• **Assignment**
Whenever "headline" appears in a line of the entries below, that line counts; give the total only.
───── Information given ─────
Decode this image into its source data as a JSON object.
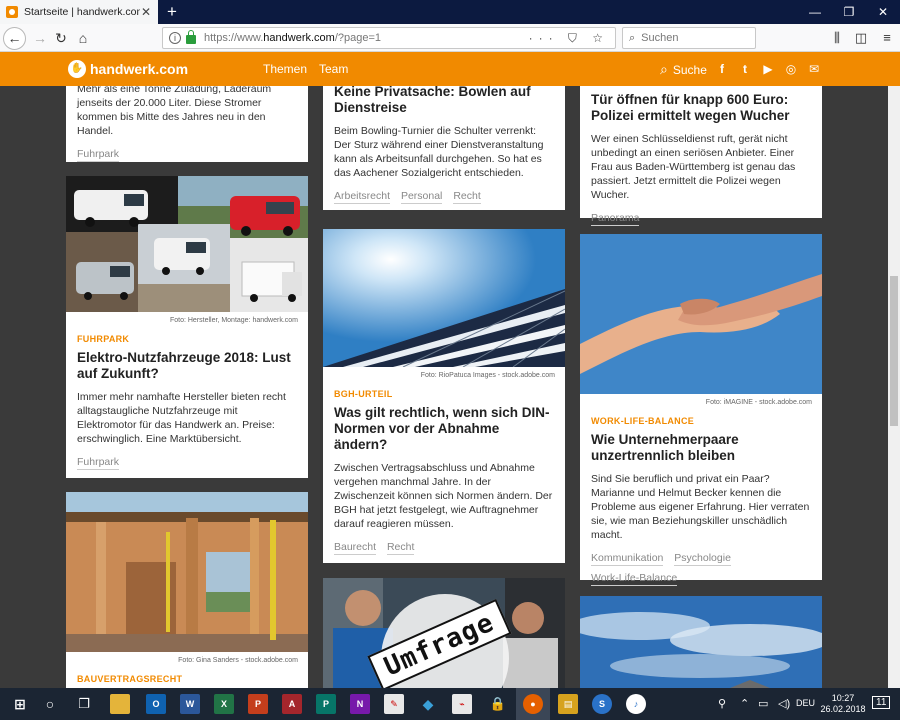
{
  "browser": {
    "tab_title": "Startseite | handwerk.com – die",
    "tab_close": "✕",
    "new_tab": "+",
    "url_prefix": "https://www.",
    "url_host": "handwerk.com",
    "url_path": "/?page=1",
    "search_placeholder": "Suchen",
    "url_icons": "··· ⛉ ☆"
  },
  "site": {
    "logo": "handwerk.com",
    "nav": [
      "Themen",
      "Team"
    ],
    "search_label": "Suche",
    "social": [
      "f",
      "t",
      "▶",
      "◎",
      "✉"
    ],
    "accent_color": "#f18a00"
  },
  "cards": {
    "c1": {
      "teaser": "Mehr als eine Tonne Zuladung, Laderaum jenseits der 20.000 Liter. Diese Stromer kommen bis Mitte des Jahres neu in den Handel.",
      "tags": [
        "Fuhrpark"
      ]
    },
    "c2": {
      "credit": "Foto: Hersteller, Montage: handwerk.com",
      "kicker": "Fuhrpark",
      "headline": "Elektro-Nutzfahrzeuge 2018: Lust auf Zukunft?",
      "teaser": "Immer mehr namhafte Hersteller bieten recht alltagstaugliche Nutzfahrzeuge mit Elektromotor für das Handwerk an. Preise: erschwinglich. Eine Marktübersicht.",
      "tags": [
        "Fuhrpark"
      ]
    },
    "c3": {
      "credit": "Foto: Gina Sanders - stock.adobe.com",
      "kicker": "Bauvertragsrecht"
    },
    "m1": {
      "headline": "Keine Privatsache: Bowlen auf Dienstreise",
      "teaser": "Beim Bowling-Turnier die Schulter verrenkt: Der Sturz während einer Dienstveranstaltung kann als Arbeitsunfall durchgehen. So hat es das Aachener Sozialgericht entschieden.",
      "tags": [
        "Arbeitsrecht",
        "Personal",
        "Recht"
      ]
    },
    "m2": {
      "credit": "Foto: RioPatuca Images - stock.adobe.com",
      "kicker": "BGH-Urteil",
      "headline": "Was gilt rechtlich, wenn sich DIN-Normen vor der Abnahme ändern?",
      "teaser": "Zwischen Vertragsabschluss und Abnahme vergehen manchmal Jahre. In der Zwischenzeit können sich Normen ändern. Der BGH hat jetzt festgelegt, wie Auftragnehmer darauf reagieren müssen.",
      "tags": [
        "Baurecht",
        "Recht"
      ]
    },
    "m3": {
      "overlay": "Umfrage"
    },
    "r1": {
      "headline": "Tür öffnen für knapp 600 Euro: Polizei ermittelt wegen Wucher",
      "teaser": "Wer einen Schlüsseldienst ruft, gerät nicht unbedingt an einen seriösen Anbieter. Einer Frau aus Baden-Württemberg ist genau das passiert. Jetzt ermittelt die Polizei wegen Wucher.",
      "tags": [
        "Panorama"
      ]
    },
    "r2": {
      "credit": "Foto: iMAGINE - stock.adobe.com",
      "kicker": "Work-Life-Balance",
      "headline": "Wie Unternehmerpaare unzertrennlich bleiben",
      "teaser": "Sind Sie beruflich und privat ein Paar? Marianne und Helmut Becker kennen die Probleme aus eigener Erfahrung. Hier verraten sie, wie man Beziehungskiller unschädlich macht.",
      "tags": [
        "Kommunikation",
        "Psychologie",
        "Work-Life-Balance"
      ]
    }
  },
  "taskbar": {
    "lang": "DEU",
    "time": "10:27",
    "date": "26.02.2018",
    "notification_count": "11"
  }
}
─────
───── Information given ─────
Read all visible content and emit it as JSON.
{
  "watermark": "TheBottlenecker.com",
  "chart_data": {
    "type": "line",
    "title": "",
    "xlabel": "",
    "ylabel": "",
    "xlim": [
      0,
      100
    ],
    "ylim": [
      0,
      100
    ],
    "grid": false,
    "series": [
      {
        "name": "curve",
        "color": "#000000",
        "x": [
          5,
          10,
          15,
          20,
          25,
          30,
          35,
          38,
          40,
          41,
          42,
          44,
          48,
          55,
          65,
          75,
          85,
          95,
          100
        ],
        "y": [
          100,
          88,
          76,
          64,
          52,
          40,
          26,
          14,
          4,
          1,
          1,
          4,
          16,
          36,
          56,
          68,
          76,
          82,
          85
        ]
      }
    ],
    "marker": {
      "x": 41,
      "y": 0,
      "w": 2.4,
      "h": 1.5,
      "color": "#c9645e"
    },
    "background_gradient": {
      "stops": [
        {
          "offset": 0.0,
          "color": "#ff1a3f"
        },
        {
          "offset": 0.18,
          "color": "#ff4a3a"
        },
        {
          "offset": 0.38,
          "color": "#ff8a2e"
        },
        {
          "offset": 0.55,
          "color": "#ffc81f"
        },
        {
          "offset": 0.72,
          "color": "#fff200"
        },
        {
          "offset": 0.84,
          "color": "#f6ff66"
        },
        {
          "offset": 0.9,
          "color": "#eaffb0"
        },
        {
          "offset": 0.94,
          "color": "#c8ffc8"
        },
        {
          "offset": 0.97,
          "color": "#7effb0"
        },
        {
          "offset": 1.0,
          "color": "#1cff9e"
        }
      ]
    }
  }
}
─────
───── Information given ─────
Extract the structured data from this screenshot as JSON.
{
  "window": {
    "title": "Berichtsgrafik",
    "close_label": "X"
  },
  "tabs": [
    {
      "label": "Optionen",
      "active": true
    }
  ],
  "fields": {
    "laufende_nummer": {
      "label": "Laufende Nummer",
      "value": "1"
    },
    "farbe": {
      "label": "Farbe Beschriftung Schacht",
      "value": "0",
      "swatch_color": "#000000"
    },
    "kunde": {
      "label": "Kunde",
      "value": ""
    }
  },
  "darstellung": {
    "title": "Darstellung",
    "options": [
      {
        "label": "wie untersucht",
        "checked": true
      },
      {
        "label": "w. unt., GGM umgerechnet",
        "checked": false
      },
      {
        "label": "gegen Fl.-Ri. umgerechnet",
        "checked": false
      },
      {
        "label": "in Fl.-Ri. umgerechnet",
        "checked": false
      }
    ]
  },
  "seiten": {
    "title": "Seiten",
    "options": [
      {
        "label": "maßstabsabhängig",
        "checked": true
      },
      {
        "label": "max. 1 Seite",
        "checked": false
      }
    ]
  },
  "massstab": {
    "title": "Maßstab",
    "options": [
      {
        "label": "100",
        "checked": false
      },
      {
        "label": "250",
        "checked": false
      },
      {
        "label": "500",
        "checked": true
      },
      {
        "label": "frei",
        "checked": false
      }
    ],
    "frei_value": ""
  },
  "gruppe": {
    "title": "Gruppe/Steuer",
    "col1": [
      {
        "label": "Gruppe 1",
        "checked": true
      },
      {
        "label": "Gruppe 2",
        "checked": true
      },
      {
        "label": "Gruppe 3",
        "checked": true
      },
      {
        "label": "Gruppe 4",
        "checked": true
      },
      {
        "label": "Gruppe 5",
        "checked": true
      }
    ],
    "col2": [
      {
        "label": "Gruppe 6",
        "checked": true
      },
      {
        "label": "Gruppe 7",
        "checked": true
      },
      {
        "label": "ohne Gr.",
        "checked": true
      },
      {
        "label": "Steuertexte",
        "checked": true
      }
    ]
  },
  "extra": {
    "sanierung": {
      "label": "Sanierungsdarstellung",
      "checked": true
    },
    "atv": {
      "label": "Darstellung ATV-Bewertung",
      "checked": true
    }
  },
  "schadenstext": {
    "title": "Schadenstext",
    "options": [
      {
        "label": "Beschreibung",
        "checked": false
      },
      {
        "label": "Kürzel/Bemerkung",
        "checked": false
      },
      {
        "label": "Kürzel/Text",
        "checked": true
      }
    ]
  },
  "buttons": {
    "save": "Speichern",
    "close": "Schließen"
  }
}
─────
• **Exercise result**
5